> Exercise details:
Every entry needs to be printed exactly, please.

> Task material:

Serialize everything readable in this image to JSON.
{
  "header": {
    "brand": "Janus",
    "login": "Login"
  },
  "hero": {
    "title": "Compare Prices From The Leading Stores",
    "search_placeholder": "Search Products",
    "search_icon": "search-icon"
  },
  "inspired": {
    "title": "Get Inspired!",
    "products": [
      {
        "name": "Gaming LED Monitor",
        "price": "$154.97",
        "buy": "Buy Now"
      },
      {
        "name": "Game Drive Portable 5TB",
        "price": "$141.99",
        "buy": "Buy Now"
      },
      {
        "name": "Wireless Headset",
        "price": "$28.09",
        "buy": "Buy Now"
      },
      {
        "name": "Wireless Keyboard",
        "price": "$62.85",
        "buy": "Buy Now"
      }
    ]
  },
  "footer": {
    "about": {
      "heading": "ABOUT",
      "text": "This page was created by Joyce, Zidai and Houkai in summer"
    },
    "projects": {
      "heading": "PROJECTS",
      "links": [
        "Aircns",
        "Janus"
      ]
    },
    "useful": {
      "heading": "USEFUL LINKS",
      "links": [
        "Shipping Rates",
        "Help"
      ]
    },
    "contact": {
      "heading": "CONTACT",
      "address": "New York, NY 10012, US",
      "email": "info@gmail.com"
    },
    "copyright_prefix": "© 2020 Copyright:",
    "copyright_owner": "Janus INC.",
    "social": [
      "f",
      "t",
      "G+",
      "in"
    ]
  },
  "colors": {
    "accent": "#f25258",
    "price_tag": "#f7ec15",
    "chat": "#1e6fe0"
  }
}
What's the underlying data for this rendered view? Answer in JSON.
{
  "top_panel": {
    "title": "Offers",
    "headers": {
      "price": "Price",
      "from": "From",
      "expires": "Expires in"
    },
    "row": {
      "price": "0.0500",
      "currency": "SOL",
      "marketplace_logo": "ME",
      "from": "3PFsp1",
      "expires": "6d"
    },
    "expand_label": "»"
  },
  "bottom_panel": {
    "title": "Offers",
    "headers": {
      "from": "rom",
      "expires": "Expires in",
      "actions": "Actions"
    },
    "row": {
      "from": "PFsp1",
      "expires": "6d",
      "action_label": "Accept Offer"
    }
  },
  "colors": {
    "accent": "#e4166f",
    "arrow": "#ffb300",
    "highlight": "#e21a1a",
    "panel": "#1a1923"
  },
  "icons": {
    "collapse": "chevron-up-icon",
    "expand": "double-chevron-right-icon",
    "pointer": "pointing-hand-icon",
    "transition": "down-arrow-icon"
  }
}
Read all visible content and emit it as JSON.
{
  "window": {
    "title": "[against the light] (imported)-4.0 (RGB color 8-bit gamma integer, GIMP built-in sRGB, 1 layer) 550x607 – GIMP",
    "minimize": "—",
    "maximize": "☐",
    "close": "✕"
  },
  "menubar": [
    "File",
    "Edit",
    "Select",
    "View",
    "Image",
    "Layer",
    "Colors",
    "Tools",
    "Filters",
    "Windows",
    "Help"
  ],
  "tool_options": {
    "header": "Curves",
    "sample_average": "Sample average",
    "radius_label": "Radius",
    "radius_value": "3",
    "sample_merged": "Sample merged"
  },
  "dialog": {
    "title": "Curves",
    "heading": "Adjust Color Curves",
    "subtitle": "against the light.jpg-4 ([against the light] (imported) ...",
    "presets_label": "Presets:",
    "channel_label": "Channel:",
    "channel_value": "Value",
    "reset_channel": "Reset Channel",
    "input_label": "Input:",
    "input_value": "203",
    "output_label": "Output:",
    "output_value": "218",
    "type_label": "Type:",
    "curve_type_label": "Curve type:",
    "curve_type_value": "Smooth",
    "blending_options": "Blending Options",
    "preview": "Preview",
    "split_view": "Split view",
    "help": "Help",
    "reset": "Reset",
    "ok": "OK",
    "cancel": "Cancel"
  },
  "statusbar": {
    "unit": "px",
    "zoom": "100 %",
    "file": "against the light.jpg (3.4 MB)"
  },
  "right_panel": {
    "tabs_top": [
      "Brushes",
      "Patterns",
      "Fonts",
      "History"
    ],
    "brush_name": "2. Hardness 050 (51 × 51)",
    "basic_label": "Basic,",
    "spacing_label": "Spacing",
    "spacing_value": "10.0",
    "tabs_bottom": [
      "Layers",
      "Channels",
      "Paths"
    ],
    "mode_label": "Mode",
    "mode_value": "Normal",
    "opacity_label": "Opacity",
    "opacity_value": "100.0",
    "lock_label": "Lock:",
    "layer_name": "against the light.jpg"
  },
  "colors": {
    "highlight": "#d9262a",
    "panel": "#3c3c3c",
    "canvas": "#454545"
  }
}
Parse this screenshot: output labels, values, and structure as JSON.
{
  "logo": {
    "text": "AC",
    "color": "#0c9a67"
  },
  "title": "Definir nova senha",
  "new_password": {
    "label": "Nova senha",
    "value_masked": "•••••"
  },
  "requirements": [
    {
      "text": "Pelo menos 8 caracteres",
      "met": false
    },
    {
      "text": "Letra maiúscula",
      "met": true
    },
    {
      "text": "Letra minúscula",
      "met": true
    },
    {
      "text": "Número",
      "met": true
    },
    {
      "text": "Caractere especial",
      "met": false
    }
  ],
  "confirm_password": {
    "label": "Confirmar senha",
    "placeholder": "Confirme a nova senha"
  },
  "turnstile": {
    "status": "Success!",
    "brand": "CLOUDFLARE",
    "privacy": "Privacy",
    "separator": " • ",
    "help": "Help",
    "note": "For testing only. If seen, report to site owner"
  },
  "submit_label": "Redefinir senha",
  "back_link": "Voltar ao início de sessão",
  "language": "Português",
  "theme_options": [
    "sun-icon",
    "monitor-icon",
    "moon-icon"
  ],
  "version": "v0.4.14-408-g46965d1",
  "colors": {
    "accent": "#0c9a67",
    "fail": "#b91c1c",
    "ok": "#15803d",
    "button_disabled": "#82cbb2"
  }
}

> Response to this exercise:
Serialize everything readable in this image to JSON.
{
  "header": {
    "brand": "Janus",
    "login": "Login"
  },
  "hero": {
    "title": "Compare Prices From The Leading Stores",
    "search_placeholder": "Search Products",
    "search_icon": "search-icon"
  },
  "inspired": {
    "title": "Get Inspired!",
    "products": [
      {
        "name": "Gaming LED Monitor",
        "price": "$154.97",
        "buy": "Buy Now"
      },
      {
        "name": "Game Drive Portable 5TB",
        "price": "$141.99",
        "buy": "Buy Now"
      },
      {
        "name": "Wireless Headset",
        "price": "$28.09",
        "buy": "Buy Now"
      },
      {
        "name": "Wireless Keyboard",
        "price": "$62.85",
        "buy": "Buy Now"
      }
    ]
  },
  "footer": {
    "about": {
      "heading": "ABOUT",
      "text": "This page was created by Joyce, Zidai and Houkai in summer"
    },
    "projects": {
      "heading": "PROJECTS",
      "links": [
        "Aircns",
        "Janus"
      ]
    },
    "useful": {
      "heading": "USEFUL LINKS",
      "links": [
        "Shipping Rates",
        "Help"
      ]
    },
    "contact": {
      "heading": "CONTACT",
      "address": "New York, NY 10012, US",
      "email": "info@gmail.com"
    },
    "copyright_prefix": "© 2020 Copyright:",
    "copyright_owner": "Janus INC.",
    "social": [
      "f",
      "t",
      "G+",
      "in"
    ]
  },
  "colors": {
    "accent": "#f25258",
    "price_tag": "#f7ec15",
    "chat": "#1e6fe0"
  }
}
What's the underlying data for this rendered view? Answer in JSON.
{
  "top_panel": {
    "title": "Offers",
    "headers": {
      "price": "Price",
      "from": "From",
      "expires": "Expires in"
    },
    "row": {
      "price": "0.0500",
      "currency": "SOL",
      "marketplace_logo": "ME",
      "from": "3PFsp1",
      "expires": "6d"
    },
    "expand_label": "»"
  },
  "bottom_panel": {
    "title": "Offers",
    "headers": {
      "from": "rom",
      "expires": "Expires in",
      "actions": "Actions"
    },
    "row": {
      "from": "PFsp1",
      "expires": "6d",
      "action_label": "Accept Offer"
    }
  },
  "colors": {
    "accent": "#e4166f",
    "arrow": "#ffb300",
    "highlight": "#e21a1a",
    "panel": "#1a1923"
  },
  "icons": {
    "collapse": "chevron-up-icon",
    "expand": "double-chevron-right-icon",
    "pointer": "pointing-hand-icon",
    "transition": "down-arrow-icon"
  }
}
Read all visible content and emit it as JSON.
{
  "window": {
    "title": "[against the light] (imported)-4.0 (RGB color 8-bit gamma integer, GIMP built-in sRGB, 1 layer) 550x607 – GIMP",
    "minimize": "—",
    "maximize": "☐",
    "close": "✕"
  },
  "menubar": [
    "File",
    "Edit",
    "Select",
    "View",
    "Image",
    "Layer",
    "Colors",
    "Tools",
    "Filters",
    "Windows",
    "Help"
  ],
  "tool_options": {
    "header": "Curves",
    "sample_average": "Sample average",
    "radius_label": "Radius",
    "radius_value": "3",
    "sample_merged": "Sample merged"
  },
  "dialog": {
    "title": "Curves",
    "heading": "Adjust Color Curves",
    "subtitle": "against the light.jpg-4 ([against the light] (imported) ...",
    "presets_label": "Presets:",
    "channel_label": "Channel:",
    "channel_value": "Value",
    "reset_channel": "Reset Channel",
    "input_label": "Input:",
    "input_value": "203",
    "output_label": "Output:",
    "output_value": "218",
    "type_label": "Type:",
    "curve_type_label": "Curve type:",
    "curve_type_value": "Smooth",
    "blending_options": "Blending Options",
    "preview": "Preview",
    "split_view": "Split view",
    "help": "Help",
    "reset": "Reset",
    "ok": "OK",
    "cancel": "Cancel"
  },
  "statusbar": {
    "unit": "px",
    "zoom": "100 %",
    "file": "against the light.jpg (3.4 MB)"
  },
  "right_panel": {
    "tabs_top": [
      "Brushes",
      "Patterns",
      "Fonts",
      "History"
    ],
    "brush_name": "2. Hardness 050 (51 × 51)",
    "basic_label": "Basic,",
    "spacing_label": "Spacing",
    "spacing_value": "10.0",
    "tabs_bottom": [
      "Layers",
      "Channels",
      "Paths"
    ],
    "mode_label": "Mode",
    "mode_value": "Normal",
    "opacity_label": "Opacity",
    "opacity_value": "100.0",
    "lock_label": "Lock:",
    "layer_name": "against the light.jpg"
  },
  "colors": {
    "highlight": "#d9262a",
    "panel": "#3c3c3c",
    "canvas": "#454545"
  }
}
Parse this screenshot: output labels, values, and structure as JSON.
{
  "logo": {
    "text": "AC",
    "color": "#0c9a67"
  },
  "title": "Definir nova senha",
  "new_password": {
    "label": "Nova senha",
    "value_masked": "•••••"
  },
  "requirements": [
    {
      "text": "Pelo menos 8 caracteres",
      "met": false
    },
    {
      "text": "Letra maiúscula",
      "met": true
    },
    {
      "text": "Letra minúscula",
      "met": true
    },
    {
      "text": "Número",
      "met": true
    },
    {
      "text": "Caractere especial",
      "met": false
    }
  ],
  "confirm_password": {
    "label": "Confirmar senha",
    "placeholder": "Confirme a nova senha"
  },
  "turnstile": {
    "status": "Success!",
    "brand": "CLOUDFLARE",
    "privacy": "Privacy",
    "separator": " • ",
    "help": "Help",
    "note": "For testing only. If seen, report to site owner"
  },
  "submit_label": "Redefinir senha",
  "back_link": "Voltar ao início de sessão",
  "language": "Português",
  "theme_options": [
    "sun-icon",
    "monitor-icon",
    "moon-icon"
  ],
  "version": "v0.4.14-408-g46965d1",
  "colors": {
    "accent": "#0c9a67",
    "fail": "#b91c1c",
    "ok": "#15803d",
    "button_disabled": "#82cbb2"
  }
}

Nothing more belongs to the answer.